In 1942, less than a year after the United States was pulled into World War II, the U.S Army Corps of Engineers quickly and quietly began acquiring large parcels of land in remote areas in three states. Soon after, thousands of young designers, engineers, planners, scientists, and their families, began arriving at these sites that were heavily shielded from public view. Workers there constructed hundreds of buildings including houses, industrial structures, research labs, and testing facilities at unprecedented speed and scale.
World War Ii: The Latest Architecture and News
Danish firm Dorte Mandrup A/S has been announced as the winners of a competition to design the new Trilateral Wadden Sea World Heritage Partnership Center on a historic UNESCO naval site in Wilhelmshaven, Germany. Selected from 14 entries, the firm’s winning proposal will seemingly float atop an existing World War II bunker and house the offices of a joint Danish, German and Netherlandish corporation working to protect the Wadden Sea area.
Widely acclaimed as a critically important work on its debut at the 15th International Architecture Exhibition of the 2016 Venice Biennale, The Evidence Room examines the chilling role architecture played in constructing the Auschwitz death camp.
With the onset of the Great Depression in the 1930s, the great World’s Fairs that had been held around the globe since the Crystal Palace Exhibition of 1851 lost much of their momentum. With the specter of another global conflict looming like a stormcloud on the horizon in the latter half of the decade, prospects for the future only grew darker. It was in this air of uncertainty and fear that the gleaming white Trylon and Perisphere of the 1939 New York World’s Fair made their debuts, the centerpiece of an exhibition that presented a vision of hope for things to come.
This article was originally published on Business Insider as "Hitler's 3-mile-long abandoned Nazi resort is transforming into a luxury getaway."
Three years before Germany invaded Poland in 1939, Adolf Hitler ordered the construction of the world's largest tourist resort, located on a beachfront property on the island of Rügen. The Nazis called it Prora.
Capable of holding more than 20,000 residents at a single time, Prora was meant to comfort the weary German worker who toiled away in a factory without respite.
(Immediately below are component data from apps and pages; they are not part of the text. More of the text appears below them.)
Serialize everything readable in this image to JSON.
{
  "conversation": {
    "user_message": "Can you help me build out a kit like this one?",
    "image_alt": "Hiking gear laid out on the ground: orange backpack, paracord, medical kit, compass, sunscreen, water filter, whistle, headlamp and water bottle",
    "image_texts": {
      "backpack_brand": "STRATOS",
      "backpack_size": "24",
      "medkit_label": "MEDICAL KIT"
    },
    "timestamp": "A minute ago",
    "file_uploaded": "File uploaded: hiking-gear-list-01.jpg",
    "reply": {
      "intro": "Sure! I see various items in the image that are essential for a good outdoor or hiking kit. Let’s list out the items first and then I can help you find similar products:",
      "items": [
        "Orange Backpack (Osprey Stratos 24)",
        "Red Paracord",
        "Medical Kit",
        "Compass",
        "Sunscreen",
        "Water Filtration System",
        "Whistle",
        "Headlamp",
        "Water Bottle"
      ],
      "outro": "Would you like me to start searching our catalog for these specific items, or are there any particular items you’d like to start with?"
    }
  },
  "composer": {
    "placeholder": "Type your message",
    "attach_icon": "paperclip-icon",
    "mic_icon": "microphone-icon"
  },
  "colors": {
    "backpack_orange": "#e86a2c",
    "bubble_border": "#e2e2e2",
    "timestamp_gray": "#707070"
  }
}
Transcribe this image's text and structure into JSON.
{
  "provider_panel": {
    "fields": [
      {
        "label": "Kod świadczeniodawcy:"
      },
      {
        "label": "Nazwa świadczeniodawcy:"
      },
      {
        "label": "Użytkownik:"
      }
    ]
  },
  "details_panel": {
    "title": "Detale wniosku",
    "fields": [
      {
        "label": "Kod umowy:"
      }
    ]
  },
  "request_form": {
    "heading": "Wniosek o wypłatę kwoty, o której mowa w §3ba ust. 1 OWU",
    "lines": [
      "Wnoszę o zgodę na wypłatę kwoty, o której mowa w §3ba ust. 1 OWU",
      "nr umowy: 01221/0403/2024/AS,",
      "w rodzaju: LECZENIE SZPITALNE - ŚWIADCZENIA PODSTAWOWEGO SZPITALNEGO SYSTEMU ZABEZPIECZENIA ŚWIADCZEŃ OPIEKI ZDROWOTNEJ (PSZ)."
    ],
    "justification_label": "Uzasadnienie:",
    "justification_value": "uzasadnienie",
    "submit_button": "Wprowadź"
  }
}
According to historian and tour guide Roger Moorhouse, it was also meant to serve as the carrot to the stick of the Gestapo—a pacifying gesture to get the German people on Hitler's side.
But then World War II began, and Prora's construction stalled—until now.
2016 Venice Biennale Exhibition to Examine the 2000 Irving Trial and the Architecture of the Holocaust
In 2000, in a trial held in London, the notorious British Holocaust denier David Irving sued an American historian and her publisher for libel. He posited that the Holocaust didn't really happen – "was the planned and systematic murder of six million European Jews an elaborate hoax?" The battle over the meaning of the architectural evidence took centre stage. Ultimately, forensic interpretation of the blueprints and architectural remains of Auschwitz became crucial in the defeat of Irving, in what remains to date the most decisive victory against Holocaust denial.